A few weeks ago I wrote about my little sister and her anti-obsession with pink. It’s not fair to just pick on my pretty little munchkinhead though; I too have had my obsession with color. But mine was a little different.
Pink, blue, green, yellow. It didn’t matter, as long as everything matched. And I mean everything.
Every morning I went to my color organized closet (ok, I still do) and picked out my outfit for the day. Usually, one of my classic dresses, a princess seamed, knee-length dress, generally made out of a light weight cotton. The first of these was light blue gingham check with little blue flowers on it, made for me by Mommy my freshman year of high school. I wore that dress in my senior pictures. I wore that dress to high school graduation. I wore that dress to law school graduation. I love that dress. By the time I was a freshman in college, I had the same dress in every color of the rainbow.
Little ruffled socks, the color of the dress, and matching shoes and I was basically dressed. Light blue socks with dark blue denim shoes, white socks with pink flowers on the ruffle with light pink canvas shoes. Orange dress, orange barbie slides (no socks). Same for red. Every color, a pair of shoes. But that’s hardly remarkable. The really remarkable part is that most of those shoes were flat!
Once decked out in my dress, I went to the large mirror to accessorize and put on my makeup. A small plastic drawer set, the kind used for sorting nails and screws, sat on my counter. Each little drawer held a different color, in rainbow order, barrettes, hair rubber bands, and earrings together. (Ok, they still do.) If my dress was blue, I opened the blue drawer and put on blue earrings and clipped my hair back with blue barrettes. If my dress was yellow, so were my earrings and barrettes. My toilette was finished with eye shadow of a matching color.
Breakfast time! Pink dress? Pink bowl, pink napkin, maybe even a pink plastic spoon. Strawberry oatmeal for pink days. Blueberry on blue days. Yellow? Cheerios. At dinner, I’d reset my spot so my cup and plate could match my outfit.

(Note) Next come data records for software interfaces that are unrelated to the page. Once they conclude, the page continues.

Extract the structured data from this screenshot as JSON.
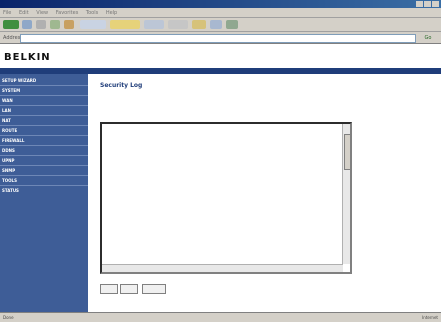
{
  "browser": {
    "title": "",
    "menu": [
      "File",
      "Edit",
      "View",
      "Favorites",
      "Tools",
      "Help"
    ],
    "address_label": "Address",
    "address_value": "",
    "go_label": "Go",
    "status_left": "Done",
    "status_right": "Internet"
  },
  "router": {
    "logo": "BELKIN",
    "tagline": "",
    "header_links": [
      "",
      "",
      ""
    ]
  },
  "sidebar": {
    "items": [
      {
        "label": "SETUP WIZARD",
        "sub": false
      },
      {
        "label": "SYSTEM",
        "sub": false
      },
      {
        "label": "WAN",
        "sub": false
      },
      {
        "label": "LAN",
        "sub": false
      },
      {
        "label": "NAT",
        "sub": false
      },
      {
        "label": "ROUTE",
        "sub": false
      },
      {
        "label": "FIREWALL",
        "sub": false
      },
      {
        "label": "DDNS",
        "sub": false
      },
      {
        "label": "UPNP",
        "sub": false
      },
      {
        "label": "SNMP",
        "sub": false
      },
      {
        "label": "TOOLS",
        "sub": false
      },
      {
        "label": "STATUS",
        "sub": false
      },
      {
        "label": "",
        "sub": true
      },
      {
        "label": "",
        "sub": true
      }
    ]
  },
  "main": {
    "title": "Security Log",
    "current_time": "",
    "description": "",
    "log_lines": [
      "",
      "",
      "",
      "",
      "",
      "",
      "",
      "",
      "",
      "",
      "",
      "",
      "",
      "",
      "",
      "",
      "",
      "",
      "",
      "",
      "",
      "",
      "",
      "",
      "",
      ""
    ],
    "buttons": [
      "",
      "",
      ""
    ]
  }
}
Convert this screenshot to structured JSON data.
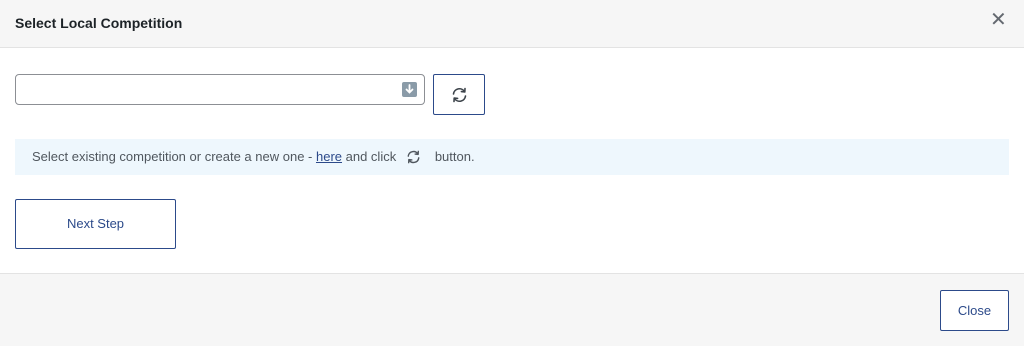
{
  "modal": {
    "title": "Select Local Competition",
    "close_icon": "close-icon"
  },
  "select": {
    "value": "",
    "arrow_icon": "arrow-down-icon"
  },
  "refresh_button": {
    "icon": "refresh-icon"
  },
  "notice": {
    "text_before": "Select existing competition or create a new one - ",
    "link_text": "here",
    "text_middle": " and click",
    "icon": "refresh-icon",
    "text_after": " button."
  },
  "next_button": {
    "label": "Next Step"
  },
  "footer": {
    "close_label": "Close"
  },
  "colors": {
    "accent": "#2c4a8a",
    "notice_bg": "#eef7fd",
    "header_bg": "#f6f6f6"
  }
}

After breakfast, it would be time to head out of the house. No jacket needed in summer, but a visor was always a must. Pink Adidas, Blue Adidas, Yellow Adidas, White Adidas, Orange Wisconsin Dells. (singing: One of these things is not like the other…) And then, the most important piece: my purse!
I had a purse in each color, and each purse had its own color-coordinated collection. A comb, a pen, some kleenex, if it came in that color, chapstick, a lighter and keys. Yes, keys. I had a set of keys for each purse, each with plastic key covers the color of the purse. It helped that I worked at a hardware store and could all the key copies myself.
I didn’t smoke, but I liked that the lighters came in a rainbow of colors. One time, I even found colored cigarettes, so I bought them just to have the matching ones in each purse.
All Good Things
And then one day, it all came to an end. I was wearing blue. I could only find my green and pink keys. I was running around the house trying to find the blue ones. Looking everywhere. I was running late for work. I couldn’t leave. I couldn’t drive my car without keys. I had two sets of keys in my hand. Two sets of keys that would drive the car. But I wouldn’t leave because they weren’t the right color. There was green in my dress, on the little leaves, the green keys would have matched. It wasn’t good enough. I had to have those blue keys!
Then all of a sudden, I realized the absurdity of the situation. I was about to be late for work and risk getting in trouble because my car keys weren’t the same color as my dress. It was so silly, it made me laugh. And it scared me. A little further over the edge, and I might have a full fledged mental disease. That was it. No more absolute one-color matching. (Ok, once in awhile there still was.)
Now, I just coordinate.